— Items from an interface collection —
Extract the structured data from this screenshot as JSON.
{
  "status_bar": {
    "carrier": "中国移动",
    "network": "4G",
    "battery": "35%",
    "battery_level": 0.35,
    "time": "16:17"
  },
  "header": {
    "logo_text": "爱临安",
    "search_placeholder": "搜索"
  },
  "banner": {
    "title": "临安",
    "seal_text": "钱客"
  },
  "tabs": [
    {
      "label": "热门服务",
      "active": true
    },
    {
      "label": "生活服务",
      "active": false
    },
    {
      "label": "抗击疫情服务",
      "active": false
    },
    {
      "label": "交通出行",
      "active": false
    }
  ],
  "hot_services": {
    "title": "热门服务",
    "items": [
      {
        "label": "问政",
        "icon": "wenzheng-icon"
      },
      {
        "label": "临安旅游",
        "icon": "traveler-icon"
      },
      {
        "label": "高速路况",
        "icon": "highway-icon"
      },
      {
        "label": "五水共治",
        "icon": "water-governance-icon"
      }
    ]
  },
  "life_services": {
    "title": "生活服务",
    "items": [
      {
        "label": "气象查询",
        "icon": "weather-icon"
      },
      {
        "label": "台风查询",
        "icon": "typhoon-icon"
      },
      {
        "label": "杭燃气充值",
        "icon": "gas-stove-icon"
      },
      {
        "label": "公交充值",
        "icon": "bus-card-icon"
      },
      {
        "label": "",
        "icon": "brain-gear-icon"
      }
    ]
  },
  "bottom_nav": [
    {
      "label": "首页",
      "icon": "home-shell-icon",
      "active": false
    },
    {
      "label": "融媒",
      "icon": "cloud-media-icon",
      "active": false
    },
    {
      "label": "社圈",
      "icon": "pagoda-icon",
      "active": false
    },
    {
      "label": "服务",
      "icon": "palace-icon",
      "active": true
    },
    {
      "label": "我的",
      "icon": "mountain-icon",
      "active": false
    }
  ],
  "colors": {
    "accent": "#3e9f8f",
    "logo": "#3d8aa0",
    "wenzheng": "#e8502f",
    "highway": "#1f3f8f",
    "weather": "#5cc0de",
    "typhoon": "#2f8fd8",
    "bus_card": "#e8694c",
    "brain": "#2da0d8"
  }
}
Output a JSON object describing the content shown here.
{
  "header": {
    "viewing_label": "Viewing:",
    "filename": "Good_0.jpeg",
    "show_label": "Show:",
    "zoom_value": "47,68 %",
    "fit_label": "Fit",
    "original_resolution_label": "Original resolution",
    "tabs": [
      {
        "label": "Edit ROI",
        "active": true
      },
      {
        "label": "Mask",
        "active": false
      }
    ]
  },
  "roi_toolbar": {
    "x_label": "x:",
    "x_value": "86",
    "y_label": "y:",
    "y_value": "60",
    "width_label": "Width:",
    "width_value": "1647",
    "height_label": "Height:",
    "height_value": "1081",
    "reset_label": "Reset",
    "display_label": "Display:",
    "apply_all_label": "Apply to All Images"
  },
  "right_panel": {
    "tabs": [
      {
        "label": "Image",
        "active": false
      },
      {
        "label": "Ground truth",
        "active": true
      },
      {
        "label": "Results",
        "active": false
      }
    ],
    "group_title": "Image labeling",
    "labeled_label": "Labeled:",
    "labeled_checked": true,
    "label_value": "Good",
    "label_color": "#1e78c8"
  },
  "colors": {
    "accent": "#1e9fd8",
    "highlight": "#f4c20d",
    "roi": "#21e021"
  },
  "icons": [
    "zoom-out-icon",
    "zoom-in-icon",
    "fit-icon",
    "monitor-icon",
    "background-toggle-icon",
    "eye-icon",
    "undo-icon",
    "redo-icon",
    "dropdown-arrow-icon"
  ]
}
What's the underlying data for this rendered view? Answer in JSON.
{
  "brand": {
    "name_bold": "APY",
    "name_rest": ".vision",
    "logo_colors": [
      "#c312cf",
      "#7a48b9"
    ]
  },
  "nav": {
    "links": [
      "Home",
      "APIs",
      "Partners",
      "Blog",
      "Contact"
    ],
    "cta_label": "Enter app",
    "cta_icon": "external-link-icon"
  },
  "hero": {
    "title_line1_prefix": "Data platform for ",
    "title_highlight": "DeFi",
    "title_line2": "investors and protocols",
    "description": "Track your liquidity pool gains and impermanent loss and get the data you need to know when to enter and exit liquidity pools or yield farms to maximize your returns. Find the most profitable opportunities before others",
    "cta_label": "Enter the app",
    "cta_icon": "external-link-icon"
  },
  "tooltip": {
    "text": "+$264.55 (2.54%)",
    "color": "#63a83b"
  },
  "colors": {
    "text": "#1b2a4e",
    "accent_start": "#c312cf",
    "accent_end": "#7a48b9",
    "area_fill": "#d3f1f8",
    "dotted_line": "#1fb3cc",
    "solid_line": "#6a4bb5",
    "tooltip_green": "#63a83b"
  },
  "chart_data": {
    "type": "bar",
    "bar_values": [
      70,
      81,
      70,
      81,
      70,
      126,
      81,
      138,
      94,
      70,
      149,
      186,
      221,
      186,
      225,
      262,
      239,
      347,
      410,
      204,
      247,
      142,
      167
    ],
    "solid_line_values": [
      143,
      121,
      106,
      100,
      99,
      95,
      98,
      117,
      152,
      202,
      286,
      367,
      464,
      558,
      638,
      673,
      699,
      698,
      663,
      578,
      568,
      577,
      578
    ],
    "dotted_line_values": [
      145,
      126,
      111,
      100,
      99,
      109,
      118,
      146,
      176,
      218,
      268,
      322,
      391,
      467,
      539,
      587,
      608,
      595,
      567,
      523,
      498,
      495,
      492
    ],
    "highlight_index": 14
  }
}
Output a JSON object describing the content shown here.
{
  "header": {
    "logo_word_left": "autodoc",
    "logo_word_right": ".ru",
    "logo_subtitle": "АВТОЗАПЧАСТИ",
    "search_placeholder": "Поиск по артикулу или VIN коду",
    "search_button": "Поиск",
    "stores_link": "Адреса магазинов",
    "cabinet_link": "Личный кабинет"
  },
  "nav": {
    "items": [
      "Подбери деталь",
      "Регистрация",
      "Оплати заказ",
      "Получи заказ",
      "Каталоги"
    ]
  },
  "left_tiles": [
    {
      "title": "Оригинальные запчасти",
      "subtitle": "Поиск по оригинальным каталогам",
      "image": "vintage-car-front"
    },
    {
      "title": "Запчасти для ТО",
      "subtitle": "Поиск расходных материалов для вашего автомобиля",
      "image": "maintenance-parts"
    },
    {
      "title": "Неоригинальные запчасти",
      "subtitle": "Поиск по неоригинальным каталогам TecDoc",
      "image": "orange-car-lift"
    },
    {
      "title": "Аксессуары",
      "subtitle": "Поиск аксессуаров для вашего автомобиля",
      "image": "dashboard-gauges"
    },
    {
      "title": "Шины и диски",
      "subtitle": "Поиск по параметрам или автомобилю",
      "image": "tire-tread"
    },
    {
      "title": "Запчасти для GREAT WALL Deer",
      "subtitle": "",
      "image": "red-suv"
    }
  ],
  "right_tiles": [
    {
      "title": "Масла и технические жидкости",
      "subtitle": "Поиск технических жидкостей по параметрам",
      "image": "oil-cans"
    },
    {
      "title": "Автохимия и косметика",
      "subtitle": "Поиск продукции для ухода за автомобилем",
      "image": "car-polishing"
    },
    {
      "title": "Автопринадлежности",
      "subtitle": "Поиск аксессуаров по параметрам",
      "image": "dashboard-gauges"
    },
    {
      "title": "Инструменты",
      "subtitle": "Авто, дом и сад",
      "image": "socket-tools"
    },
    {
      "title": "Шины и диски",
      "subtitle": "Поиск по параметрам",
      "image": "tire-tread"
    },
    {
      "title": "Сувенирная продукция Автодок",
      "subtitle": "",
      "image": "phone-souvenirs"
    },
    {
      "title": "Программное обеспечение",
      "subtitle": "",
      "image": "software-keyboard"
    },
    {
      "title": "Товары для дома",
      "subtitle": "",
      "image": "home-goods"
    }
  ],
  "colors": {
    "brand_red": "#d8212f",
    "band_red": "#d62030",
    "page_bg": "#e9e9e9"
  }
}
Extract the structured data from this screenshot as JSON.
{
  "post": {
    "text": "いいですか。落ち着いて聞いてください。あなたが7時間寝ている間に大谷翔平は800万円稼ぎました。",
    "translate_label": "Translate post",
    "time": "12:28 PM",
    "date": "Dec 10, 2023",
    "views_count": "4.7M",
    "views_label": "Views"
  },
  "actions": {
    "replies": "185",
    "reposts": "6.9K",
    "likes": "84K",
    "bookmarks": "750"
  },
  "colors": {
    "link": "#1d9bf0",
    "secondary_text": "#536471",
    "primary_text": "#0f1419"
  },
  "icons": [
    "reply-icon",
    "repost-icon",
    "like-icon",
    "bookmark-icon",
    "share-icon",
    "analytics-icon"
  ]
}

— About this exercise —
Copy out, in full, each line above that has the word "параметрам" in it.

— Answer area —
      "subtitle": "Поиск по параметрам или автомобилю",
      "subtitle": "Поиск технических жидкостей по параметрам",
      "subtitle": "Поиск аксессуаров по параметрам",
      "subtitle": "Поиск по параметрам",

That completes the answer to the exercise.